As for players coming in, we’ve been linked with Norwich’s Alexander Tettey who, it’s being reported, is going to be released by the East Anglian club who were relegated (along with Newcastle) in the week. On the face of it, Tettey would be a good signing for us, but we could expect plenty of competition from other clubs in the Championship (and, maybe, higher) who’d be interested in him – also, I’m pretty sure that he, like Lex Immers, would do nothing to increase the amount of attacking pace in the squad.
Finally, a few words about the Championship Play Offs. The first legs of the Semi Finals have already taken place and it looks like we will be seeing an all Yorkshire Final. Sheffield Wednesday were 2-0 winners over Brighton at Hillsborough on Friday night – not all over by any means, but with Brighton having not scored against Wednesday in three meetings this season now and having lost four of their players with injuries which threaten to keep them out of tomorrow’s return leg, it’s hard to see them turning the deficit around.

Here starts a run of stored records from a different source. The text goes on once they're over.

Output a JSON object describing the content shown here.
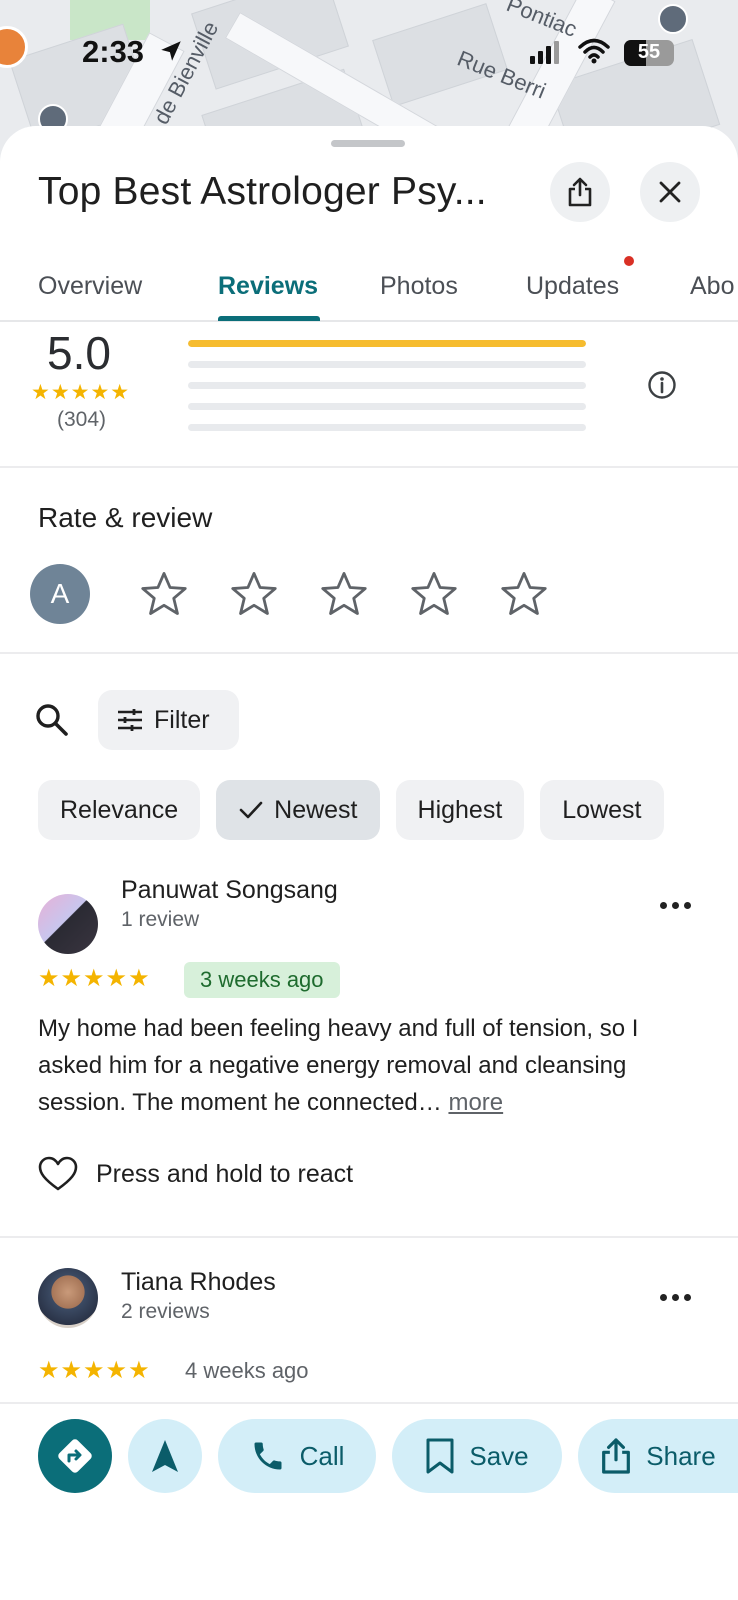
{
  "status_bar": {
    "time": "2:33",
    "battery": "55"
  },
  "map": {
    "labels": [
      "de Bienville",
      "Rue Berri",
      "Pontiac"
    ]
  },
  "place": {
    "title": "Top Best Astrologer Psy..."
  },
  "tabs": [
    {
      "label": "Overview"
    },
    {
      "label": "Reviews",
      "active": true
    },
    {
      "label": "Photos"
    },
    {
      "label": "Updates",
      "has_notification": true
    },
    {
      "label": "Abo"
    }
  ],
  "rating_summary": {
    "average": "5.0",
    "stars": "★★★★★",
    "count": "(304)",
    "distribution": [
      {
        "stars": 5,
        "fraction": 1.0
      },
      {
        "stars": 4,
        "fraction": 0.0
      },
      {
        "stars": 3,
        "fraction": 0.0
      },
      {
        "stars": 2,
        "fraction": 0.0
      },
      {
        "stars": 1,
        "fraction": 0.0
      }
    ]
  },
  "rate_review": {
    "title": "Rate & review",
    "avatar_initial": "A"
  },
  "filter": {
    "label": "Filter"
  },
  "sort_chips": [
    {
      "label": "Relevance",
      "selected": false
    },
    {
      "label": "Newest",
      "selected": true
    },
    {
      "label": "Highest",
      "selected": false
    },
    {
      "label": "Lowest",
      "selected": false
    }
  ],
  "reviews": [
    {
      "name": "Panuwat Songsang",
      "review_count": "1 review",
      "stars": "★★★★★",
      "date": "3 weeks ago",
      "text": "My home had been feeling heavy and full of tension, so I asked him for a negative energy removal and cleansing session. The moment he connected… ",
      "more": "more",
      "react_label": "Press and hold to react"
    },
    {
      "name": "Tiana Rhodes",
      "review_count": "2 reviews",
      "stars": "★★★★★",
      "date": "4 weeks ago"
    }
  ],
  "actions": [
    {
      "label": ""
    },
    {
      "label": ""
    },
    {
      "label": "Call"
    },
    {
      "label": "Save"
    },
    {
      "label": "Share"
    }
  ],
  "colors": {
    "accent": "#0b6e79",
    "star": "#f4b400",
    "action_bg": "#d3eef8"
  }
}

The other tie looks even more cut and dried after Hull’s 3-0 win at Derby yesterday lunchtime where I couldn’t quite make up my mind whether it was Hull’s brilliance or Derby’s ineptitude that was responsible for an away win which was as comprehensive as the scoreline suggests. However, having seemingly turned things around after their defeat here at the beginning of last month, the Championship’s biggest spending outfit showed all of the lack of unity which had me thinking a few weeks back that they were the team we could overhaul in the top six.